■ Description of the task ■
Take every line containing "cube" out of the records.

▽

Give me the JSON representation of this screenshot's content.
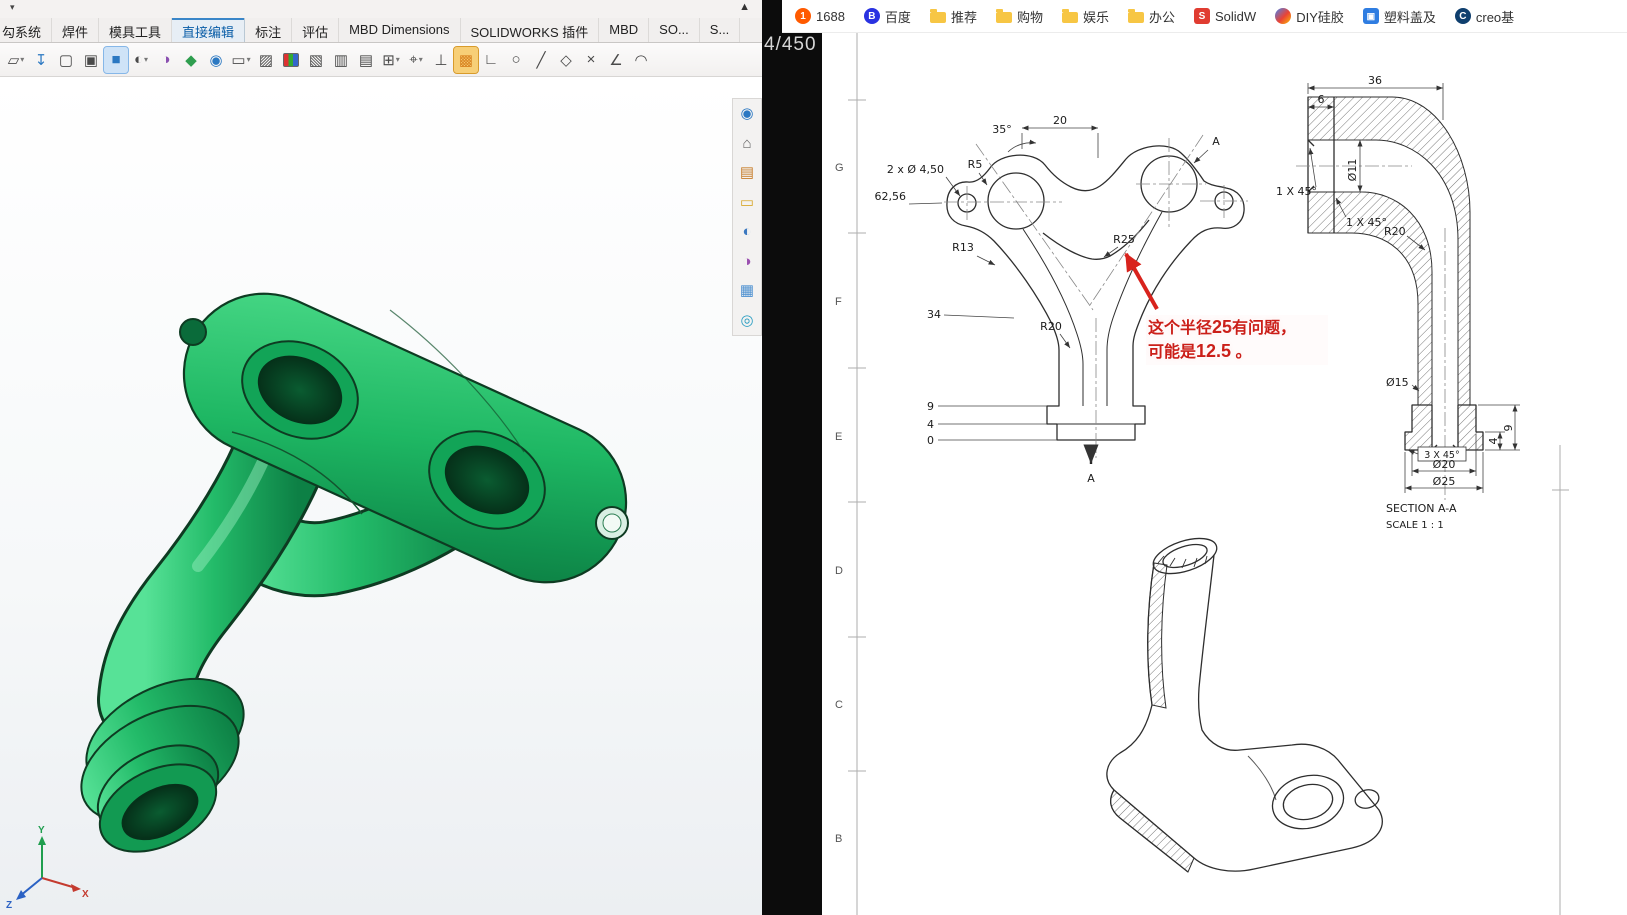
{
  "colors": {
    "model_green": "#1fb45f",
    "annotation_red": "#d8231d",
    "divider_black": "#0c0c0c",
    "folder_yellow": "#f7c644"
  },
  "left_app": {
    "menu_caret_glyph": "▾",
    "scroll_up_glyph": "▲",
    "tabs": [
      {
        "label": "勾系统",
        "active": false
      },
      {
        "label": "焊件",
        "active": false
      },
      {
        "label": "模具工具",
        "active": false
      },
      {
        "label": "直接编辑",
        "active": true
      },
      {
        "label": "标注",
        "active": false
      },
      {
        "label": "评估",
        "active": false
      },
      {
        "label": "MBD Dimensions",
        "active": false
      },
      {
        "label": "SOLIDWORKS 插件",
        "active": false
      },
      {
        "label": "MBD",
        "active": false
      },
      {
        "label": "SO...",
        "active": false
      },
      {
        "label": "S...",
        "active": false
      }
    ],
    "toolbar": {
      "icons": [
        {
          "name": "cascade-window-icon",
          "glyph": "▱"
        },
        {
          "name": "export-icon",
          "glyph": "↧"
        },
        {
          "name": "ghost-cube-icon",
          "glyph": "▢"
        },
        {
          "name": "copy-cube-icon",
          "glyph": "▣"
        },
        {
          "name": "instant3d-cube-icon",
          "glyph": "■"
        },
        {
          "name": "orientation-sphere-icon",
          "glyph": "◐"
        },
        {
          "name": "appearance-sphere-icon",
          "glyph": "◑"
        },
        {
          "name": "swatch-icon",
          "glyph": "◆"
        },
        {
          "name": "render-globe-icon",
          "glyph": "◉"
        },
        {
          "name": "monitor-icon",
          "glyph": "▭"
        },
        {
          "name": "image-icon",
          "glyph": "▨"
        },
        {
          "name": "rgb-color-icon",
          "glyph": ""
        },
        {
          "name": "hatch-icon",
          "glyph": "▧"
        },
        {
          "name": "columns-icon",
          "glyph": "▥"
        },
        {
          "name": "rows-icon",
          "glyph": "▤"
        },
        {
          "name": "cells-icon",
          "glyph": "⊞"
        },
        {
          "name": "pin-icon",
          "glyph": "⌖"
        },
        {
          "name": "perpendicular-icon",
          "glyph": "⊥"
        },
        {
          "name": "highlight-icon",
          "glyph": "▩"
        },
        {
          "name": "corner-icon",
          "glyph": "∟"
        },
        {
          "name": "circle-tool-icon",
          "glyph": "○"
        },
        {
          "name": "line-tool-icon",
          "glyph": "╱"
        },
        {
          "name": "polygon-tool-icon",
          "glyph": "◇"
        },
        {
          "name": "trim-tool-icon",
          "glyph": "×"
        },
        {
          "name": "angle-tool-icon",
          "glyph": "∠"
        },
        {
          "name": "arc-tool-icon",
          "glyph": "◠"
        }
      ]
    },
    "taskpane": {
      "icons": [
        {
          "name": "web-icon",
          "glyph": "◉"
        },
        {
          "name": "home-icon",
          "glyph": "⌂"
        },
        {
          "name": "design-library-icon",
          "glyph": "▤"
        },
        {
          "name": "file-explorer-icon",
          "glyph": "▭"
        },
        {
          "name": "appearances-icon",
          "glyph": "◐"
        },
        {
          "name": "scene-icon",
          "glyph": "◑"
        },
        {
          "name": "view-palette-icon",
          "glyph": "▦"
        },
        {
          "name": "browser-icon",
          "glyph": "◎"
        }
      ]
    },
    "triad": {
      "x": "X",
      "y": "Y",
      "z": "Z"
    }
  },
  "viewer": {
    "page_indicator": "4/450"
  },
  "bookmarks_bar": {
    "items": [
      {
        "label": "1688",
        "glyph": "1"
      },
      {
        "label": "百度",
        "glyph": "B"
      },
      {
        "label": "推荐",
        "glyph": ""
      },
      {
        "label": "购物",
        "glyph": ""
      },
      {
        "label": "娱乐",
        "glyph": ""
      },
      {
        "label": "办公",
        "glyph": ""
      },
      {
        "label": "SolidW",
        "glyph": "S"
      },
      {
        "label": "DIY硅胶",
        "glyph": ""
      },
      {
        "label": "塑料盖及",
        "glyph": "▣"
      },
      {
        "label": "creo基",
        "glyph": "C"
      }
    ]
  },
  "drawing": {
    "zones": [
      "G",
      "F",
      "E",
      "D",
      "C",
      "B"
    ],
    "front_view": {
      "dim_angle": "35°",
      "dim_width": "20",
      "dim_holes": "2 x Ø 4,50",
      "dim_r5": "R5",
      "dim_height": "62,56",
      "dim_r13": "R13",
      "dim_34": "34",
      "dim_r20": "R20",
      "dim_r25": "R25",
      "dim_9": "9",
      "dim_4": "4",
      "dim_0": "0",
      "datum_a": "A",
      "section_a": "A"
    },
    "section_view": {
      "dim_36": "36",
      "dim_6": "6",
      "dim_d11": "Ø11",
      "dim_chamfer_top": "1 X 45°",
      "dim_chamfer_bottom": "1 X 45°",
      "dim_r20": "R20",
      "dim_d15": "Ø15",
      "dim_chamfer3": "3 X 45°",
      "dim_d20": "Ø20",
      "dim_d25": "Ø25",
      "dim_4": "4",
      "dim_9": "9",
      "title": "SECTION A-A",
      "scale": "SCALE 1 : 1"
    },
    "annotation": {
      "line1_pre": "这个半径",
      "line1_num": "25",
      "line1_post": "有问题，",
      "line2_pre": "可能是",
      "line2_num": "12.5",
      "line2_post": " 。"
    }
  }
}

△

■ Solution for this task ■
          "name": "ghost-cube-icon",
          "name": "copy-cube-icon",
          "name": "instant3d-cube-icon",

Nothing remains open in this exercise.